“Is everything all right dear” said Jeffrey.
“No it’s not Jeffrey!” Exclaimed Cybil. “That frightful young man told me off for feeding the ducks bread!”
“Now listen here you Cycling thug!” Said Jeffrey with the authority and pitch of an elder. “Push off and annoy someone else or I’ll set my dog on you!”
“But you haven’t got a dog” said the cyclist.
“I’ll go and get one if you don’t go away! You hooligan!”
The cyclist left, mumbling under his breath about old loonies and who cares about ducks anyway.
Jeffrey put his arm around Cybil’s shoulder and kissed her gently on the cheek.
“There, there dear. The rude young man has gone.”
“Oh Jeffrey! You’re my hero! I think you deserve a nice large Gin!’
“I’d love a Gin Cybil, but we’re completely dry.”
“Not a sausage.”
“No sausages either!?”
“That was a euphemism Cybil.”
A Sloe Gin Comedy of Errors
Back at home, Cybil regained her composure and was manically rooting though every cupboard and drawer of their tiny cottage.
‘There must be a bottle of Bombay Sapphire here somewhere’ she thought.
“Have we still got that bucket of sloes we gathered?”
“Yes. I think so. Try behind the Barry Manilow cushions on the chez longue.”
“Got them! Why did you put them there?”
“It’s as good a place as any dear.”
Jeffrey inspected the sloe plums. They were still firm and purple and decidedly sloe like.
“What do you want the sloes for Jeffrey?”
“Sloe Gin dear.”
“You are clever Jeffrey.” Said Cybil. “What else do we need?”
“SHALL I COME INTO THE KITCHEN DEAR INSTEAD OF SHOUTING FROM THE LOUNGE?”
“GOOD IDEA JEFFREY!”
They sat on either side of a small, sturdy wooden kitchen table and Jeffrey powered up his laptop.
“It’s not Friday is it Jeffrey?”
“Friday phrases dear!”
“No Cybil. It’s Monday but Friday phrases will be a bit of a damp squib without Gin!”
“Good point Jeffrey. Are you looking up the recipe?”
Jeffrey googled Sloe Gin.
“Cybil, I think we may have a small problem.”
“What is it Jeffrey? You don’t sound very happy.”
Jeffrey took a deep breath and exhaled slowly.

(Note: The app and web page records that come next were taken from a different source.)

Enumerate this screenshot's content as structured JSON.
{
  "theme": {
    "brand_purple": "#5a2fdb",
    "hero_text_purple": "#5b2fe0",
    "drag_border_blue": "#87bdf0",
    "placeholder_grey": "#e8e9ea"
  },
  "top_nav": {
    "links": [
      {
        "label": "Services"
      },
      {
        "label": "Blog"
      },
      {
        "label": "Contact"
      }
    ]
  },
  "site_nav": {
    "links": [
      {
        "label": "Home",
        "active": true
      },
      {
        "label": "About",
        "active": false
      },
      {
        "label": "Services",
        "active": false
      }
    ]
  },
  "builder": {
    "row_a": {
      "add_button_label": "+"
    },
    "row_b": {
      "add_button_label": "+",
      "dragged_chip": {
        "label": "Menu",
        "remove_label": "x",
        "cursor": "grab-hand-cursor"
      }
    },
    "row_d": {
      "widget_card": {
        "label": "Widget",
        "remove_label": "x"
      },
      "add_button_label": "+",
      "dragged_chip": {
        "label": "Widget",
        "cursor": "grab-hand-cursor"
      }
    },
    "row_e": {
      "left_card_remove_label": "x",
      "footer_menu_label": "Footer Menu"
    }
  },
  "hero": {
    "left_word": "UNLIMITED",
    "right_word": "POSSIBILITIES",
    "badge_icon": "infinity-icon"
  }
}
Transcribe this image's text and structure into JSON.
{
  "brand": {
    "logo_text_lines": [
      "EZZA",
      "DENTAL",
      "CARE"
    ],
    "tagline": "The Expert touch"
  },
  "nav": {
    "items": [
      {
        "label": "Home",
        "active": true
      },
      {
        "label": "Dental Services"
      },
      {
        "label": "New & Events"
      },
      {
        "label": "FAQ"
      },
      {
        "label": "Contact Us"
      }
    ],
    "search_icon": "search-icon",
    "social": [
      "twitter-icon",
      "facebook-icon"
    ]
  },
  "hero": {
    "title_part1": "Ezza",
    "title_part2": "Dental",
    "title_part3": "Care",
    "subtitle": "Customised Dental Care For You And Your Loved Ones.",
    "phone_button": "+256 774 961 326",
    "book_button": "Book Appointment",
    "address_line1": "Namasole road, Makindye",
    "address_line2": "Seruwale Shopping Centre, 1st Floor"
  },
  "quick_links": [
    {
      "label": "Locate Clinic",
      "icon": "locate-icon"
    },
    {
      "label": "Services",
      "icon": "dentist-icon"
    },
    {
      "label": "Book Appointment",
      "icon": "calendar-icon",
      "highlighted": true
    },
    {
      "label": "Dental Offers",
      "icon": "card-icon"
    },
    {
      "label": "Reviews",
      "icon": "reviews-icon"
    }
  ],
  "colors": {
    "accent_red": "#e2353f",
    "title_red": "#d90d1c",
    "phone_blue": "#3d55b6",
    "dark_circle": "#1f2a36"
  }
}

“I’ve been reading the recipe and ignoring the fact that sloe gin takes at least three months to mature, and Friday Phrases is just four days away, the recipe also calls for…you’re not going to believe this….Gin!!”
“We need gin to make sloe gin? What nonsense!”
“Apparently we do dear.”
“Off licence Jeffrey?”
“Can we stop for pizza on the way back?”
“Why not! Shall I drive?”
“I’d rather you didn’t dear.”
Later that evening Cybil and Jeffrey were relaxing in their favourite recliners. The sun had long since dipped below the horizon. The ducks had fallen silent. And there was a report on TV that a cyclist had crashed into the back of a slurry spreader and was stuck in the outlet pipe.
Cybil and Jeffrey were happily smashed.
“Another Gin Jeffrey?”